● YOUR TASK: Only the number is wanted: state how many lines of the data below contain the word "icon".

◇ ◇ ◇

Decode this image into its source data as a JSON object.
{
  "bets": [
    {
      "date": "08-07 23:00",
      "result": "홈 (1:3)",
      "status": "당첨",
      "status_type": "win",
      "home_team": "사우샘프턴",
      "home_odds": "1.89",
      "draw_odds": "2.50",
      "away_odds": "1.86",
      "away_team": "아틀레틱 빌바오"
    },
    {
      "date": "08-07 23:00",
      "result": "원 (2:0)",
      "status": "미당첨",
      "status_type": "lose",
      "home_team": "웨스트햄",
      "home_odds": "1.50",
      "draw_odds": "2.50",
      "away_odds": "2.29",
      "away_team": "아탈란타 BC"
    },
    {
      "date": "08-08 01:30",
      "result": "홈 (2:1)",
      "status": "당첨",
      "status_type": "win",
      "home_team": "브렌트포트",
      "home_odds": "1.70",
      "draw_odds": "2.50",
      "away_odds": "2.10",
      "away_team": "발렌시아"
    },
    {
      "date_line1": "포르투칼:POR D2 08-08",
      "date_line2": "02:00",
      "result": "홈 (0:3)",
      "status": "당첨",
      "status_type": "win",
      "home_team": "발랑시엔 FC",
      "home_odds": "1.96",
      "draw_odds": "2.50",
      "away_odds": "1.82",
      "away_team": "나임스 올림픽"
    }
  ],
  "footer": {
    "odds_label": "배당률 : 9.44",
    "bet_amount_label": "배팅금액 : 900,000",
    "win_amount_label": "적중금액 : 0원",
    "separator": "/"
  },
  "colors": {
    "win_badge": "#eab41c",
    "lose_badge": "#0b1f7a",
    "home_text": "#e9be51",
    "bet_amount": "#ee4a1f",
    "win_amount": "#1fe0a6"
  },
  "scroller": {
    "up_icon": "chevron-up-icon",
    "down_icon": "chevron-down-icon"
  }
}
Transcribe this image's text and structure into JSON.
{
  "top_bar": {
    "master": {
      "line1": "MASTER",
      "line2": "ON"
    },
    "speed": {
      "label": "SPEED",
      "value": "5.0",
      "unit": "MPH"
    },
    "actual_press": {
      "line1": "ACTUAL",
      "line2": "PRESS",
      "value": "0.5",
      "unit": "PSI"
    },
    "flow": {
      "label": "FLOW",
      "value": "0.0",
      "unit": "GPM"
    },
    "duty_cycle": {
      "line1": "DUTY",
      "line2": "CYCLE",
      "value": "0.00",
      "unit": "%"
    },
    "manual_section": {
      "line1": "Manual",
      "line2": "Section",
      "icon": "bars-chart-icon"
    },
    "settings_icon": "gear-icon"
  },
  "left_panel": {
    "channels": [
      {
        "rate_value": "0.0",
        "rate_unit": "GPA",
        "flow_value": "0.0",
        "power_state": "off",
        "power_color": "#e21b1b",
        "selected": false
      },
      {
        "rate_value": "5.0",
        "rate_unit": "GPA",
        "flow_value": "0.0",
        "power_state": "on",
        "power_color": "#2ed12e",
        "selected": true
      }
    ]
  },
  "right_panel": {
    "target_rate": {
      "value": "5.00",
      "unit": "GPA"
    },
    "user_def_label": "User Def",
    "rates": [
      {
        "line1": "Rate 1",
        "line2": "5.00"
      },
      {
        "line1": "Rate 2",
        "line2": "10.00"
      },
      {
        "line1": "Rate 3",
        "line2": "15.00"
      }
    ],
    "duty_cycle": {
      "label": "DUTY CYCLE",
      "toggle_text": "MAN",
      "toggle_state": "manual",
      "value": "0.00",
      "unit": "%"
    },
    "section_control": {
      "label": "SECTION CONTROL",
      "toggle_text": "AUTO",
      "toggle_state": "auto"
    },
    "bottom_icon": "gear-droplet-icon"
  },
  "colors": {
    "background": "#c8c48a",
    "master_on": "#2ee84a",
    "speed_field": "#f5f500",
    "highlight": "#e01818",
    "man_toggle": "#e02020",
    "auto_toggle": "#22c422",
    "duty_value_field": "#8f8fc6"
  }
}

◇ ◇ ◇

● TASK OUTPUT: 5